“As of today, only a handful of VR studios have been able to generate substantial revenue, let alone turn a profit, because the market adoption is minimal. At this stage, paid content is a good strategy because early adopters are amongst the 2% or 3% of users who pay for content. The other business models – freemium, advertising etc – only work at scale. So right now, developers looking to make money should sell their content.
“However, this is a business model that doesn’t scale well – most people do not pay for content. To monetise the long tail, we see the biggest opportunities happening in-app, immersed into the experience.
“In a way, VR developers are architects, creating ‘virtual estate’ (commonly called inventory) that can be monetised. This inventory, which is areas/spaces in the content, can then be sold to advertisers, but also host relevant e-commerce sales, or support app-transactions.
“We encourage developers to create valuable inventory to create simple experiences (watch ads, buy things, transact) for users to experience directly within the VR content, and that they can profit from.”
I suspect that in order to capitalise on the growth of mobile VR and AR, it's going to come down to advertising.Dave Bradley
“When it comes to high-end non-mobile VR, the gamers who can afford the PC and the HMD are likely affluent and so charging them full price for games is possible. And people are used to that model on PC, thanks to Steam, for instance.
“But for lower-end platforms like mobile, we have to be looking at free-to-play models and that means figuring out how to monetise those. Mobile offers some great opportunities to get into VR internationally. China, for instance, has a huge number of Cardboards and standalone mobile-based headsets in circulation. That's a market worth approaching.
“But how to pay for it? Strong meta games that encourage in-app purchases are an obvious option, but that means you need to consider your game an ongoing service; updates and live ops are going to be something you have to invest in. For a smaller studio, that's not always possible – you'll need to get straight onto your next project.
“So I suspect that in order to capitalise on the growth of mobile VR and AR, especially in games intended for release around the world where in-app credit card purchases are less common, and especially for small companies that don't want to run an extensive service operation, it's going to come down to advertising. Ads placed inside the virtual world are less intrusive than rewarded videos or interstitial-type flat ads that interrupt the game. I'm intrigued by The VR & AR Pledge for non-intrusive ads that Advir is advocating for (with the backing of Yahoo! they could be on to something).

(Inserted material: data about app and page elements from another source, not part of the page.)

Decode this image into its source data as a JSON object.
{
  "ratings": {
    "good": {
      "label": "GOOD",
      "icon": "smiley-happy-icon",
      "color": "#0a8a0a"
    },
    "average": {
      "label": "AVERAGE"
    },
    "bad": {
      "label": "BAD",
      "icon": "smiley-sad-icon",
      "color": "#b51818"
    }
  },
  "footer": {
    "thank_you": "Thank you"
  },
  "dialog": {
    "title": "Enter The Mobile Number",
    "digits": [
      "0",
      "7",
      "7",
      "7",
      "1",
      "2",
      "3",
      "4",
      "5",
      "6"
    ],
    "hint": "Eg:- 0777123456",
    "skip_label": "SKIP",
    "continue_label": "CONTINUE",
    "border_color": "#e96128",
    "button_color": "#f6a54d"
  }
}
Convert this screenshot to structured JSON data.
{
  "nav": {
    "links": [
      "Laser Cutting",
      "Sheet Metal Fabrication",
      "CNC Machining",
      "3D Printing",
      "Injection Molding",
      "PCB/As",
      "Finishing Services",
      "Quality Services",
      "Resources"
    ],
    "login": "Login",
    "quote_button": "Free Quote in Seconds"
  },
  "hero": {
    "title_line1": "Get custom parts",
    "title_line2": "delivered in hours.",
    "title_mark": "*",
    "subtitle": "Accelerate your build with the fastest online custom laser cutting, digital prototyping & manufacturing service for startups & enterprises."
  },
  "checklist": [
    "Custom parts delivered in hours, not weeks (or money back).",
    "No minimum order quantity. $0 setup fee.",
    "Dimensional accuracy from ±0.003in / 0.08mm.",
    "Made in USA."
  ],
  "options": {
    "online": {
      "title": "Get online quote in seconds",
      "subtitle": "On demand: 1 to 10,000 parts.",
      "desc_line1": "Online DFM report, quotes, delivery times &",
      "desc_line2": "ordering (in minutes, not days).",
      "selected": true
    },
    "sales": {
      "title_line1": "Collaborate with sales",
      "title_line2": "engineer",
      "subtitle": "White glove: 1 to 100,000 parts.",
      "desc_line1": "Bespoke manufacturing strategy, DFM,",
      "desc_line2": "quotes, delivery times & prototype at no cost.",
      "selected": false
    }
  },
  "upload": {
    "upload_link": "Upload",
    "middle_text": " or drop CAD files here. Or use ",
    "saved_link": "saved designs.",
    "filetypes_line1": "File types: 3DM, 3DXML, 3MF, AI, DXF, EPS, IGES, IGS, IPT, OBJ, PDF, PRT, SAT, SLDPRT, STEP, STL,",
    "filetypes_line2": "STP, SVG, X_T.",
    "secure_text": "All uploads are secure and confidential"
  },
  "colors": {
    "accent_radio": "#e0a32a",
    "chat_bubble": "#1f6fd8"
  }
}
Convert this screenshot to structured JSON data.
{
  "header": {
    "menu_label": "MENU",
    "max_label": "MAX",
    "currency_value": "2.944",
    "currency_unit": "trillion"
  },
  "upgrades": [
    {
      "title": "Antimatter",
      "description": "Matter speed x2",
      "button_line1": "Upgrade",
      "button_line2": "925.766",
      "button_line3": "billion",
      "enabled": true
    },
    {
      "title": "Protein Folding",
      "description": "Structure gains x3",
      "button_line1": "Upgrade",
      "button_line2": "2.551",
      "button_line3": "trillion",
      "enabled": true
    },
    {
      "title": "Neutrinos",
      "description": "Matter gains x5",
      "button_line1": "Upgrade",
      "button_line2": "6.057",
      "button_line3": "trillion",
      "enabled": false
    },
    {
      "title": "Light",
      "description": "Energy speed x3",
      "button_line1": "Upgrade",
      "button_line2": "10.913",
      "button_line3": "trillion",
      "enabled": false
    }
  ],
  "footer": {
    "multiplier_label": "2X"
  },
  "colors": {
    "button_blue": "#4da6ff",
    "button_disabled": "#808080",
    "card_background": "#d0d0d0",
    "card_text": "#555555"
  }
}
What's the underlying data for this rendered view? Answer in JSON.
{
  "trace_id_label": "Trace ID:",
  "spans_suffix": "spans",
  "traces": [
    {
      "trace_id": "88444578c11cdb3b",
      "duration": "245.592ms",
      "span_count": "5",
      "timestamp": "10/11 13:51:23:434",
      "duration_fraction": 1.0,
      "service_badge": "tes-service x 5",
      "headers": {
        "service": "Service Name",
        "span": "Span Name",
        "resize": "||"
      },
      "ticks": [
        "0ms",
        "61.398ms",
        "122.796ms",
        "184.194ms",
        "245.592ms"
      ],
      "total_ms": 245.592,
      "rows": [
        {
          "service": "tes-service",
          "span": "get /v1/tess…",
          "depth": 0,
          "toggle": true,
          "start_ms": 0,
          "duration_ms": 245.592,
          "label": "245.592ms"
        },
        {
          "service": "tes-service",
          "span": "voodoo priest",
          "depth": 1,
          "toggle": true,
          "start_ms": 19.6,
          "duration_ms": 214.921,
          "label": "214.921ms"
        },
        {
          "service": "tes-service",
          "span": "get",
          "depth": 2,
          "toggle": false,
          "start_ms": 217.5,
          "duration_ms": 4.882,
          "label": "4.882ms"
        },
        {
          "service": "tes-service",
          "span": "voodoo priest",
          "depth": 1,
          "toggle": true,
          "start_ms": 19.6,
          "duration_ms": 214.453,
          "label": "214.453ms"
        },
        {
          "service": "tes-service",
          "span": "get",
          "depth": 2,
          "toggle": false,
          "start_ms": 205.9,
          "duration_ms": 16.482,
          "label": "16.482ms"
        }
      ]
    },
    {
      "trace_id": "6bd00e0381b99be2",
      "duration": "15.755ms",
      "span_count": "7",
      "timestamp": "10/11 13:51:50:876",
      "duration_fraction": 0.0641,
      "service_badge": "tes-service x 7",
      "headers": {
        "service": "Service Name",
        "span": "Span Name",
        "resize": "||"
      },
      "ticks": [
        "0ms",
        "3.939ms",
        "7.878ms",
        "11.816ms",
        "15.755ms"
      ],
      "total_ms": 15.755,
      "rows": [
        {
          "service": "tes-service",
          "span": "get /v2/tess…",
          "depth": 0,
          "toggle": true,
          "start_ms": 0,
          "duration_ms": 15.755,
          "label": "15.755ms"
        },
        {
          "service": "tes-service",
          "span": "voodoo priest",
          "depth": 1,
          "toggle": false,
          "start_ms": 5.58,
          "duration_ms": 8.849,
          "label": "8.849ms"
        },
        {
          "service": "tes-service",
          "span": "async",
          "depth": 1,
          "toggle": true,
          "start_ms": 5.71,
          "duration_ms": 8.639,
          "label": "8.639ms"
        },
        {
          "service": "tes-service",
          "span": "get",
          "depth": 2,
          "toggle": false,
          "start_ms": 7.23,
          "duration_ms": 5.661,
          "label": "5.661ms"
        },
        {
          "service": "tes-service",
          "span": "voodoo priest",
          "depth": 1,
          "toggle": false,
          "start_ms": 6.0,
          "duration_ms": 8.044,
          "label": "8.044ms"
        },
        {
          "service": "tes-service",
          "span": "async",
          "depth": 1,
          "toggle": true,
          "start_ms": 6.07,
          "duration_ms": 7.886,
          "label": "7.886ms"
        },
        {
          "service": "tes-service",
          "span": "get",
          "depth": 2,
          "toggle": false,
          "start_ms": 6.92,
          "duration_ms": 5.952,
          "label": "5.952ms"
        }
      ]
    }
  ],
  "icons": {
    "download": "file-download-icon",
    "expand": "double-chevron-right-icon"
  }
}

“A final note: as with all game sectors, I would also say that until they have a hit on their hands, smaller studios should never give up the day job of doing development work for hire - it's a perfectly respectable way to keep the lights on!”
It’s vital for the platform holders to continue to support content creators with funds that will help grow the industry.Brynley Gibson
“Many VR experiences getting built right now have KPIs other than profit from direct sales. This work for hire in say, marketing, training or education, in a multitude of verticals can pay well and although a highly competitive space, it’s worth a shot. The profits from these projects can be used to fund your dream project – or, of course, mean that you can afford to eat.
“If you’re looking to make a game or app looking to make returns on sales then you should approach it with a good business head. Do a P&L, don't spend too much, have realistic sales expectation, go broad on platforms and look into getting grants or publisher funding to get you over the line.
“There are breakout hits, but that shouldn't change sensible best practice, as it’s highly unlikely to happen. If it does, then fantastic - lots of profit, trebles all round.
"Because of the small user base, it’s vital for the platform holders to continue to support content creators with funds that will help grow the industry.”